Activity
Check each line of the entries. Copy the ones that contain the string "Цвет".

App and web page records
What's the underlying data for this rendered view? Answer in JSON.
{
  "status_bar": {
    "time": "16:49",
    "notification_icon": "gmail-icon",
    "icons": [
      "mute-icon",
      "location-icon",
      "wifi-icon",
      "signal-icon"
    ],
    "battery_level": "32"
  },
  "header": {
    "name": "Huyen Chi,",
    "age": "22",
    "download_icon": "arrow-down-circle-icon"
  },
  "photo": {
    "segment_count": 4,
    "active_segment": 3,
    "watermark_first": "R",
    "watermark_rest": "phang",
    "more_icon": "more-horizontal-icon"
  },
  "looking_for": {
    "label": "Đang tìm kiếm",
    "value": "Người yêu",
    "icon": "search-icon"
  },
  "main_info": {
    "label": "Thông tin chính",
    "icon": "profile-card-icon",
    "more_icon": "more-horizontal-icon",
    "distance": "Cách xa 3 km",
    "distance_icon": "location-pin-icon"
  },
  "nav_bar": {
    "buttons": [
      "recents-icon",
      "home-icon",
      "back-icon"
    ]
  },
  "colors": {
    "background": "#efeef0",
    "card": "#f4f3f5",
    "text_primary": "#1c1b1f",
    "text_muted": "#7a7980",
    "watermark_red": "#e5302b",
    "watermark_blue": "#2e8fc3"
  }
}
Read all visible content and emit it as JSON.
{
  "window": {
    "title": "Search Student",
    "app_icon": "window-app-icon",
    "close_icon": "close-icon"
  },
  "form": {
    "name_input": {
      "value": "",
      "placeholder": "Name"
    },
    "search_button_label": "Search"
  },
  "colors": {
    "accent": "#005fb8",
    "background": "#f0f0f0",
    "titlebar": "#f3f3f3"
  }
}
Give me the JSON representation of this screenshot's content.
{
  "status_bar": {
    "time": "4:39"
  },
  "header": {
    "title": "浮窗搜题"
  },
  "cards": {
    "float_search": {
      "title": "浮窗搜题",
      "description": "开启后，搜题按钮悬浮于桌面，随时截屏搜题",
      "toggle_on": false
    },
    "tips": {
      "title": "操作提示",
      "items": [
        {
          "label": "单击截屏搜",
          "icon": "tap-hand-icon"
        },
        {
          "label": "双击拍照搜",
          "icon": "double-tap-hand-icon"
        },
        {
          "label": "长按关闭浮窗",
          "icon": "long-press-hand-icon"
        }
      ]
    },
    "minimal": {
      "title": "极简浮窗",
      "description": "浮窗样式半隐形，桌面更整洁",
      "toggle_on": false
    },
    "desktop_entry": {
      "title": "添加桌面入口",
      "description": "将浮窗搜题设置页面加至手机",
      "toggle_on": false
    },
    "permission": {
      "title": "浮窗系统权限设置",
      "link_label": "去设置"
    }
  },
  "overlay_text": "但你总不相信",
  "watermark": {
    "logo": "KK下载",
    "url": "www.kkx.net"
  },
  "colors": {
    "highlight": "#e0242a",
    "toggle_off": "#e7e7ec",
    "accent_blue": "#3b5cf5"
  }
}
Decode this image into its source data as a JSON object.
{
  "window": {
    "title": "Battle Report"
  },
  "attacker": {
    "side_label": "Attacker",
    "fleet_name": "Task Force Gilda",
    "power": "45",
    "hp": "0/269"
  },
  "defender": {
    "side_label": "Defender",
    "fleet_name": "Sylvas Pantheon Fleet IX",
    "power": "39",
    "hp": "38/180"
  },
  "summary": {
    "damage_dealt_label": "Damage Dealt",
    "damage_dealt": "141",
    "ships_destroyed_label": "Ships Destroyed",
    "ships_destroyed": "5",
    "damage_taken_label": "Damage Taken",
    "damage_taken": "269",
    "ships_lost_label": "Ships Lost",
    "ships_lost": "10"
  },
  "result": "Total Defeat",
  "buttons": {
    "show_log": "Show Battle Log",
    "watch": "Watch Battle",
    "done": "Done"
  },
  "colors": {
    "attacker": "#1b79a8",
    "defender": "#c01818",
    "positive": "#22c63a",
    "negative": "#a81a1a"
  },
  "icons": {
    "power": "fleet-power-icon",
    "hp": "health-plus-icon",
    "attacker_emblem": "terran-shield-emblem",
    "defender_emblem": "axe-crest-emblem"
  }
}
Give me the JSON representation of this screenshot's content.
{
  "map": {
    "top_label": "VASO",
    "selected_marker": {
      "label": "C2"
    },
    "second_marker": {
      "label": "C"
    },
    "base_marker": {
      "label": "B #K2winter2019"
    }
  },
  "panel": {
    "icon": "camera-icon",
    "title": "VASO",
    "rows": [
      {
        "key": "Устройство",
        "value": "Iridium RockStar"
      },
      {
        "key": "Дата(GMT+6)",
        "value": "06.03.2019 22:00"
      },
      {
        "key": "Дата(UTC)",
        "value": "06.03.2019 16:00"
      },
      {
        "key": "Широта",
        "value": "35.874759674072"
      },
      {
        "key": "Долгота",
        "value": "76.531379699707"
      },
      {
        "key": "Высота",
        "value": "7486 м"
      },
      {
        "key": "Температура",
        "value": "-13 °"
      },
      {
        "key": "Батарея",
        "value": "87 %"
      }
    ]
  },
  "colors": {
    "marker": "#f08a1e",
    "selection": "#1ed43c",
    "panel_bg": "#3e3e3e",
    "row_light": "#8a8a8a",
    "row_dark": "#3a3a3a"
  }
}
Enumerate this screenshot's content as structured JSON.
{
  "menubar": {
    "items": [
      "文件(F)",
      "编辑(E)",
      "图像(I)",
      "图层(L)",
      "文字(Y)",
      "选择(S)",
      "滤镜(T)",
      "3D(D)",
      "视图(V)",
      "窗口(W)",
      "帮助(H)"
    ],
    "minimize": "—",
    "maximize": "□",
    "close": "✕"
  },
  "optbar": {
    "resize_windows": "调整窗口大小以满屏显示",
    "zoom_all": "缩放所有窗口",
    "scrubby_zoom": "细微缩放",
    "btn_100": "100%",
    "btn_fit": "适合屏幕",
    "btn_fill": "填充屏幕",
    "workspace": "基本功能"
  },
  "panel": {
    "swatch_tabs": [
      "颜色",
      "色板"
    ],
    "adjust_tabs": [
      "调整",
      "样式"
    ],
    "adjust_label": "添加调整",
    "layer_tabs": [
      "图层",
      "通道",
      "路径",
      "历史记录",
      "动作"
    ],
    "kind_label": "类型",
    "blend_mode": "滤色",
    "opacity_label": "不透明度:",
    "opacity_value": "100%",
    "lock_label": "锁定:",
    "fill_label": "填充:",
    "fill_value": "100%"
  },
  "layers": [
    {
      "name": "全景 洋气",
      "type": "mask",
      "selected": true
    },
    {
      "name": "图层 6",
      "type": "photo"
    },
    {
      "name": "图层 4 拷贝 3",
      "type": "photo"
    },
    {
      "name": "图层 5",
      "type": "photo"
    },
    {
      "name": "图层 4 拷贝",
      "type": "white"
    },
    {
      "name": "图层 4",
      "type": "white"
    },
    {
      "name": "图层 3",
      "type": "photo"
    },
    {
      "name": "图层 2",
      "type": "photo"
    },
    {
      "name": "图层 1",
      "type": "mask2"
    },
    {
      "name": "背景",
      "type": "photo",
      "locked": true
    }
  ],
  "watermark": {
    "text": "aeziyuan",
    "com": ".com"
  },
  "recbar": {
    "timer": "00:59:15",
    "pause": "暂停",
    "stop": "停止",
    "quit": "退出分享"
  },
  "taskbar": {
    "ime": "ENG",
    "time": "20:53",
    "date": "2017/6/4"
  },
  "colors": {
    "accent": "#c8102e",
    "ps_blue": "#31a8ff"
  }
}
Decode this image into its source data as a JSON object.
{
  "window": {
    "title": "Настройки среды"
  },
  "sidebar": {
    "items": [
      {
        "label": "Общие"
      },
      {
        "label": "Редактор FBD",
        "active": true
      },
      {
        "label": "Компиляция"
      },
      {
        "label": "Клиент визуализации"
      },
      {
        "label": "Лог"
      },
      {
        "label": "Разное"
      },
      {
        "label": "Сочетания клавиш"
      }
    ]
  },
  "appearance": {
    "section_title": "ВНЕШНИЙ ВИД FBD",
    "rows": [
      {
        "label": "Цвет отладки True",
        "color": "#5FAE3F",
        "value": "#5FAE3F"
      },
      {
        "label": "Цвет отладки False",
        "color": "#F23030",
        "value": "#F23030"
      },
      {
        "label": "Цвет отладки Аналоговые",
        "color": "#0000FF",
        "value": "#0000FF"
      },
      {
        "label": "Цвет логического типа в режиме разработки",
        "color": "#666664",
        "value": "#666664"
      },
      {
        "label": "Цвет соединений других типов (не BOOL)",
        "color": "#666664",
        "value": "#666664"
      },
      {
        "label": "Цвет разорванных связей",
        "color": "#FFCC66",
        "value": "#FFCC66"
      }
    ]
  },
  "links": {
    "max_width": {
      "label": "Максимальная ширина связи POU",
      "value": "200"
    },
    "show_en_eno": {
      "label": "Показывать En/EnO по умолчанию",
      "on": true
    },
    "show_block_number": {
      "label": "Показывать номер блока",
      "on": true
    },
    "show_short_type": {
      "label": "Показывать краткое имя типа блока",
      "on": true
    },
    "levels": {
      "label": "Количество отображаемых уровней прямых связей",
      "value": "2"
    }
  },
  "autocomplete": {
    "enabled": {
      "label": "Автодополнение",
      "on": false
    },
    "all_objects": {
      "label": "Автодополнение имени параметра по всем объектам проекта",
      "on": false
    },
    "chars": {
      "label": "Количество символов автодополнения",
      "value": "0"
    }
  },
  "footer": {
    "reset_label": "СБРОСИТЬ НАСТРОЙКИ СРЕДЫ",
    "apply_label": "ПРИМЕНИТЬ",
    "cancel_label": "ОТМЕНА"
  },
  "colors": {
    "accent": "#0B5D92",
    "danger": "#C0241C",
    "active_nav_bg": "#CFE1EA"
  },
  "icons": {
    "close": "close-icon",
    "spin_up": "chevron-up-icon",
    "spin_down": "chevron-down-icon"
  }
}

Written response
        "label": "Цвет отладки True",
        "label": "Цвет отладки False",
        "label": "Цвет отладки Аналоговые",
        "label": "Цвет логического типа в режиме разработки",
        "label": "Цвет соединений других типов (не BOOL)",
        "label": "Цвет разорванных связей",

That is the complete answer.